*** DATASET RECORDS ***
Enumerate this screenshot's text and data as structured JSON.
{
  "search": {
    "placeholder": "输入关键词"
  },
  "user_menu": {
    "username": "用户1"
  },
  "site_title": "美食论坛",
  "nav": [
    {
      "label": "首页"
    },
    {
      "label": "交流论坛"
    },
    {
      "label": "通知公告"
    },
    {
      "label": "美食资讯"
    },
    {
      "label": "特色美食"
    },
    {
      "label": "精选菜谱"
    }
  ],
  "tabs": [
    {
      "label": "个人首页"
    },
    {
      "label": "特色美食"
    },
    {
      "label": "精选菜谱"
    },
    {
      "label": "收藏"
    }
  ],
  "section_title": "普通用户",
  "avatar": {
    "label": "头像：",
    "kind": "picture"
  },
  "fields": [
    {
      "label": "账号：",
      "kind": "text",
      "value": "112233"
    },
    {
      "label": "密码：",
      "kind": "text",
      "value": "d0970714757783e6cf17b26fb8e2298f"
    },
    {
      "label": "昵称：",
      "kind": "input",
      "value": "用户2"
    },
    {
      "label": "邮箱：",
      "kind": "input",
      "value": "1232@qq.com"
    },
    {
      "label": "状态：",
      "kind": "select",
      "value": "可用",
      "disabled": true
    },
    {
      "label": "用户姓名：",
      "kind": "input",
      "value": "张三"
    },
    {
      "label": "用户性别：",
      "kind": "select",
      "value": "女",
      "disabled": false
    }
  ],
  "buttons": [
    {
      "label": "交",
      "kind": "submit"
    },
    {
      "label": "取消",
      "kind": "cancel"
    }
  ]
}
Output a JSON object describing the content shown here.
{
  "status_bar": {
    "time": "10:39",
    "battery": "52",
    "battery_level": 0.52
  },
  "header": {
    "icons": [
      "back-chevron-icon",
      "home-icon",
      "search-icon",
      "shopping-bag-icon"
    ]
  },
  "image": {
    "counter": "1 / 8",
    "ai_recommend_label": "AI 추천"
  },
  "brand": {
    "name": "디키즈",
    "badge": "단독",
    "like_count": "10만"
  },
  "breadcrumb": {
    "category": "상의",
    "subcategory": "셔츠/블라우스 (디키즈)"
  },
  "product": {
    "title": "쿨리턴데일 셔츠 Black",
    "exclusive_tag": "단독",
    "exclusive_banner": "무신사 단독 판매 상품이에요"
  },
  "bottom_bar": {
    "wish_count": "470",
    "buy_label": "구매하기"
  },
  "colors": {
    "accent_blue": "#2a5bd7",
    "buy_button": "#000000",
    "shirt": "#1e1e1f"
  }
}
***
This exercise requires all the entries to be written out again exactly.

▶ **RESPONSE**
Enumerate this screenshot's text and data as structured JSON.
{
  "search": {
    "placeholder": "输入关键词"
  },
  "user_menu": {
    "username": "用户1"
  },
  "site_title": "美食论坛",
  "nav": [
    {
      "label": "首页"
    },
    {
      "label": "交流论坛"
    },
    {
      "label": "通知公告"
    },
    {
      "label": "美食资讯"
    },
    {
      "label": "特色美食"
    },
    {
      "label": "精选菜谱"
    }
  ],
  "tabs": [
    {
      "label": "个人首页"
    },
    {
      "label": "特色美食"
    },
    {
      "label": "精选菜谱"
    },
    {
      "label": "收藏"
    }
  ],
  "section_title": "普通用户",
  "avatar": {
    "label": "头像：",
    "kind": "picture"
  },
  "fields": [
    {
      "label": "账号：",
      "kind": "text",
      "value": "112233"
    },
    {
      "label": "密码：",
      "kind": "text",
      "value": "d0970714757783e6cf17b26fb8e2298f"
    },
    {
      "label": "昵称：",
      "kind": "input",
      "value": "用户2"
    },
    {
      "label": "邮箱：",
      "kind": "input",
      "value": "1232@qq.com"
    },
    {
      "label": "状态：",
      "kind": "select",
      "value": "可用",
      "disabled": true
    },
    {
      "label": "用户姓名：",
      "kind": "input",
      "value": "张三"
    },
    {
      "label": "用户性别：",
      "kind": "select",
      "value": "女",
      "disabled": false
    }
  ],
  "buttons": [
    {
      "label": "交",
      "kind": "submit"
    },
    {
      "label": "取消",
      "kind": "cancel"
    }
  ]
}
Output a JSON object describing the content shown here.
{
  "status_bar": {
    "time": "10:39",
    "battery": "52",
    "battery_level": 0.52
  },
  "header": {
    "icons": [
      "back-chevron-icon",
      "home-icon",
      "search-icon",
      "shopping-bag-icon"
    ]
  },
  "image": {
    "counter": "1 / 8",
    "ai_recommend_label": "AI 추천"
  },
  "brand": {
    "name": "디키즈",
    "badge": "단독",
    "like_count": "10만"
  },
  "breadcrumb": {
    "category": "상의",
    "subcategory": "셔츠/블라우스 (디키즈)"
  },
  "product": {
    "title": "쿨리턴데일 셔츠 Black",
    "exclusive_tag": "단독",
    "exclusive_banner": "무신사 단독 판매 상품이에요"
  },
  "bottom_bar": {
    "wish_count": "470",
    "buy_label": "구매하기"
  },
  "colors": {
    "accent_blue": "#2a5bd7",
    "buy_button": "#000000",
    "shirt": "#1e1e1f"
  }
}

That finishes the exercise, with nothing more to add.